We call them shooting stars; we make wishes when we see them and we blame both good and bad luck on their presence, but meteors should be more than a trivialized, random bit of nature in our lives. Similar to other storied forces of nature, meteors have a duality about them that allows for stunning displays of beauty to mask the power of world-ending destructive force.
Wish Upon a Star
(images via astronet, jkforum, aresauburn)
Entire frameworks of mythology have been founded upon the idea that iron came down to man from above, as a gift from the gods. At first glance the idea seems silly, and we even wonder just how people came up with that idea. On deeper examination, historians and anthropological paleontologists have come to the now-obvious point that, while the ancients may have been primitive, they weren’t idiots. They were able to recognize that the globs of iron they found in craters fell from the sky, and they watched the stars incessantly. At that point in our early years, it was only a matter of simple deduction to figure out that gods above us were trying to help us out, since we didn’t yet have the knowledge to smelt iron. One can’t help but note that it must have been even more beautiful to watch a meteor shower, with zero light-pollution or smog, all the while thinking it was the direct work of gods.
A Different Perspective
(images via greenthinkingblog, wikimedia, The Korky)
We see things slightly differently these days; we no longer look to a pantheon of gods for answers to questions about meteors, we look to the meteors themselves. We know that the minerals and ores found in these celestial rocks are the very same as found throughout Earth. We still don’t know everything yet, but regardless of what our level of knowledge may be now or in the future, we still gaze upwards in pleasant awe every time the night sky streaks with these meteors.
We’ve Also Learned Fear
(images via nasa, Ryan Tidwell)

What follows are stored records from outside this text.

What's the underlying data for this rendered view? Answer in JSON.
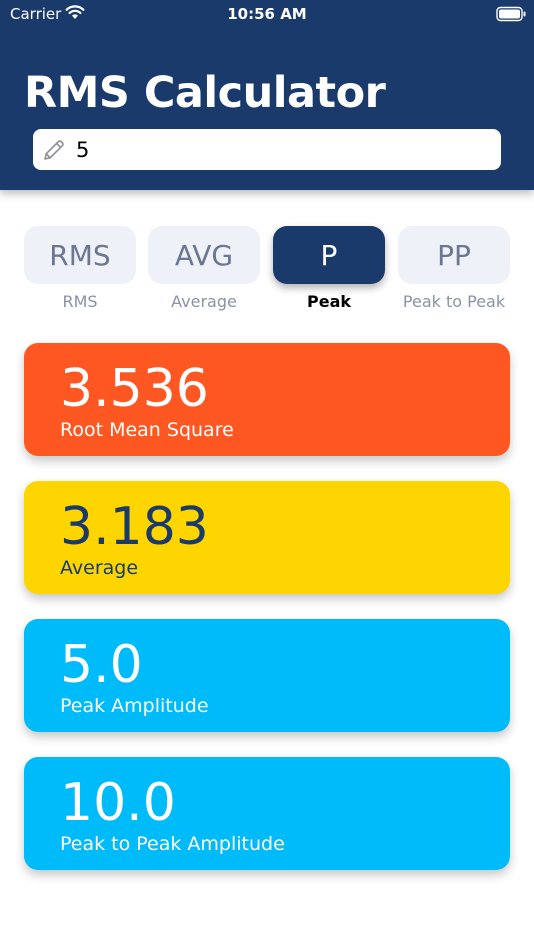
{
  "status_bar": {
    "carrier": "Carrier",
    "time": "10:56 AM"
  },
  "header": {
    "title": "RMS Calculator"
  },
  "input": {
    "value": "5"
  },
  "segments": [
    {
      "short": "RMS",
      "label": "RMS",
      "active": false
    },
    {
      "short": "AVG",
      "label": "Average",
      "active": false
    },
    {
      "short": "P",
      "label": "Peak",
      "active": true
    },
    {
      "short": "PP",
      "label": "Peak to Peak",
      "active": false
    }
  ],
  "results": [
    {
      "value": "3.536",
      "label": "Root Mean Square",
      "bg": "#ff5722",
      "fg": "#ffffff"
    },
    {
      "value": "3.183",
      "label": "Average",
      "bg": "#ffd500",
      "fg": "#1a3a6b"
    },
    {
      "value": "5.0",
      "label": "Peak Amplitude",
      "bg": "#00bbf9",
      "fg": "#ffffff"
    },
    {
      "value": "10.0",
      "label": "Peak to Peak Amplitude",
      "bg": "#00bbf9",
      "fg": "#ffffff"
    }
  ],
  "colors": {
    "header_bg": "#1a3a6b",
    "segment_bg": "#eef1f8",
    "segment_text": "#6b7690"
  },
  "icons": {
    "wifi": "wifi-icon",
    "battery": "battery-icon",
    "edit": "pencil-icon"
  }
}
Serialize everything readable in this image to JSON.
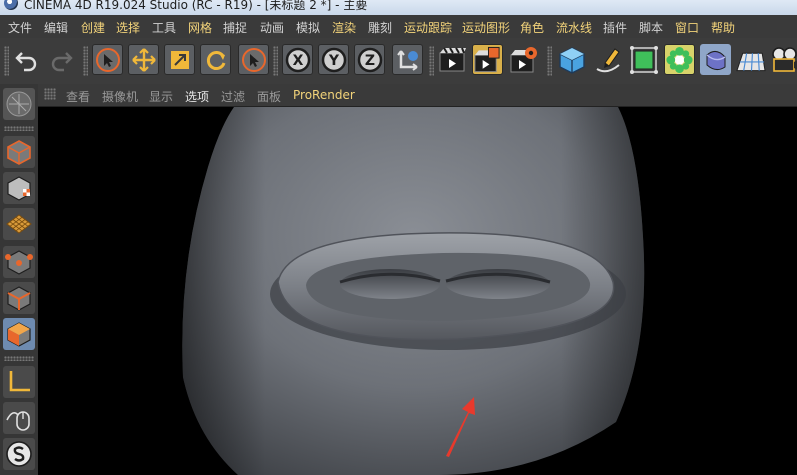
{
  "window": {
    "title": "CINEMA 4D R19.024 Studio (RC - R19) - [未标题 2 *] - 主要"
  },
  "menu": {
    "items": [
      {
        "label": "文件"
      },
      {
        "label": "编辑"
      },
      {
        "label": "创建"
      },
      {
        "label": "选择"
      },
      {
        "label": "工具"
      },
      {
        "label": "网格"
      },
      {
        "label": "捕捉"
      },
      {
        "label": "动画"
      },
      {
        "label": "模拟"
      },
      {
        "label": "渲染"
      },
      {
        "label": "雕刻"
      },
      {
        "label": "运动跟踪"
      },
      {
        "label": "运动图形"
      },
      {
        "label": "角色"
      },
      {
        "label": "流水线"
      },
      {
        "label": "插件"
      },
      {
        "label": "脚本"
      },
      {
        "label": "窗口"
      },
      {
        "label": "帮助"
      }
    ]
  },
  "toolbar": {
    "axis_x": "X",
    "axis_y": "Y",
    "axis_z": "Z",
    "icons": [
      "undo-icon",
      "redo-icon",
      "live-select-icon",
      "move-icon",
      "scale-icon",
      "rotate-icon",
      "recent-tool-icon",
      "lock-x-icon",
      "lock-y-icon",
      "lock-z-icon",
      "coordinate-system-icon",
      "render-view-icon",
      "render-picture-viewer-icon",
      "render-settings-icon",
      "cube-icon",
      "pen-icon",
      "subdivision-icon",
      "cloner-icon",
      "deformer-icon",
      "floor-icon",
      "camera-icon"
    ]
  },
  "left_palette": {
    "icons": [
      "workplane-icon",
      "model-mode-icon",
      "texture-mode-icon",
      "workplane-grid-icon",
      "points-mode-icon",
      "edges-mode-icon",
      "polygons-mode-icon",
      "axis-mode-icon",
      "tweak-mode-icon",
      "snap-icon"
    ]
  },
  "view_menu": {
    "items": [
      {
        "label": "查看"
      },
      {
        "label": "摄像机"
      },
      {
        "label": "显示"
      },
      {
        "label": "选项"
      },
      {
        "label": "过滤"
      },
      {
        "label": "面板"
      },
      {
        "label": "ProRender"
      }
    ]
  },
  "colors": {
    "menu_text": "#d2d2d2",
    "menu_highlight": "#f2d37a",
    "viewport_bg": "#000000",
    "model_gray": "#6f737a",
    "annotation_arrow": "#e8392c"
  }
}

Unfortunately with knowledge comes awareness, and with too much awareness there is inevitably fear. Human beings may be intelligent and quite advanced, but en masse we are much more similar to our ancestors than we’d like to admit. With the aid of modern media and the uncanny ability to form an entertainment industry under any circumstances, we’ve managed to turn the beauty of meteor showers into omens of impending doom. The likelihood of such an event occurring again is so scant that to spend a minute worrying about it would be wasteful, as that minute could have been spent outside, brushing up on long-exposure photography. We should spend more time watching the skies, as we may not always have the chance to enjoy them as they are today.ï»¿